= Beginning of Section =

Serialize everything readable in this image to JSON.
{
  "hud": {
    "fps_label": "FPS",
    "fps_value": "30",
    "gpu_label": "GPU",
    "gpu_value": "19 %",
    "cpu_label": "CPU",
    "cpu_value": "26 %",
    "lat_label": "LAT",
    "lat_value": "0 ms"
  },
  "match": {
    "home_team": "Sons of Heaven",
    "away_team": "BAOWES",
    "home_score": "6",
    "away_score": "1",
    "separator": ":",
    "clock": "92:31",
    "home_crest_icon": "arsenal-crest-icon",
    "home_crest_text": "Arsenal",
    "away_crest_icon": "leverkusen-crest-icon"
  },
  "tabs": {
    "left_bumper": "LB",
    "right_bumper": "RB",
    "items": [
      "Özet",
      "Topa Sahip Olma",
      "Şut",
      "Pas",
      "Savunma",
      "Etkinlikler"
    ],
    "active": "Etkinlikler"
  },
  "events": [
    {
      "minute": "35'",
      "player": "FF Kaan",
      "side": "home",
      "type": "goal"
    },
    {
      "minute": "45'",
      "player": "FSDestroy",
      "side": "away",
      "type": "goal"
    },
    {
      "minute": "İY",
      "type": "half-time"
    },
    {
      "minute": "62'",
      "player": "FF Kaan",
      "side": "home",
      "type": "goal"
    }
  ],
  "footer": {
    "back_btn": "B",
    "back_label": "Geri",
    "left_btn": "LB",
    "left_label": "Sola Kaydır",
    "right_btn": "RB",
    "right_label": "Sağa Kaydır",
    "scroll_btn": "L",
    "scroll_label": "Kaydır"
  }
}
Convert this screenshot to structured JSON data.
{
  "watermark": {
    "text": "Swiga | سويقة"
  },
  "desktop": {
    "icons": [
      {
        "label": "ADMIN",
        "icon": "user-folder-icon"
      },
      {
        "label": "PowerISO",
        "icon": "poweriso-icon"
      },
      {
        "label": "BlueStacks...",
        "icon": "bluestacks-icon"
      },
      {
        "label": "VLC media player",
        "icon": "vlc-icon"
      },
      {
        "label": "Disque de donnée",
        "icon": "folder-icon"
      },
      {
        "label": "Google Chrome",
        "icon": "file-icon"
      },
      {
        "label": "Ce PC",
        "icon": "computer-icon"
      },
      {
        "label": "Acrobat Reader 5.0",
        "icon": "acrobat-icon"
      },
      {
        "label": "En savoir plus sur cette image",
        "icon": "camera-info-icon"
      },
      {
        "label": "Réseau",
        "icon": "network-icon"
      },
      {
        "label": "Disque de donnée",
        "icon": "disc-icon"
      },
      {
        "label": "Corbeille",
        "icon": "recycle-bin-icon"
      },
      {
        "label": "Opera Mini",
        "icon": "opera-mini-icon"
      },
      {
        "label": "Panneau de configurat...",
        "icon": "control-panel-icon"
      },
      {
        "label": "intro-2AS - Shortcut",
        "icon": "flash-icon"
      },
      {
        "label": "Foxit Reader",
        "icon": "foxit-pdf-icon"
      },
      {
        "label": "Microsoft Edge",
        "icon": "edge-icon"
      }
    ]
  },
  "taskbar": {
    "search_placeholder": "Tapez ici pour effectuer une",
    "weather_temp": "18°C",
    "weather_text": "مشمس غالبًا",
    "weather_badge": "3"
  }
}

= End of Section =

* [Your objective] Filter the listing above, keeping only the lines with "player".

* [Response]
      "player": "FF Kaan",
      "player": "FSDestroy",
      "player": "FF Kaan",
        "label": "VLC media player",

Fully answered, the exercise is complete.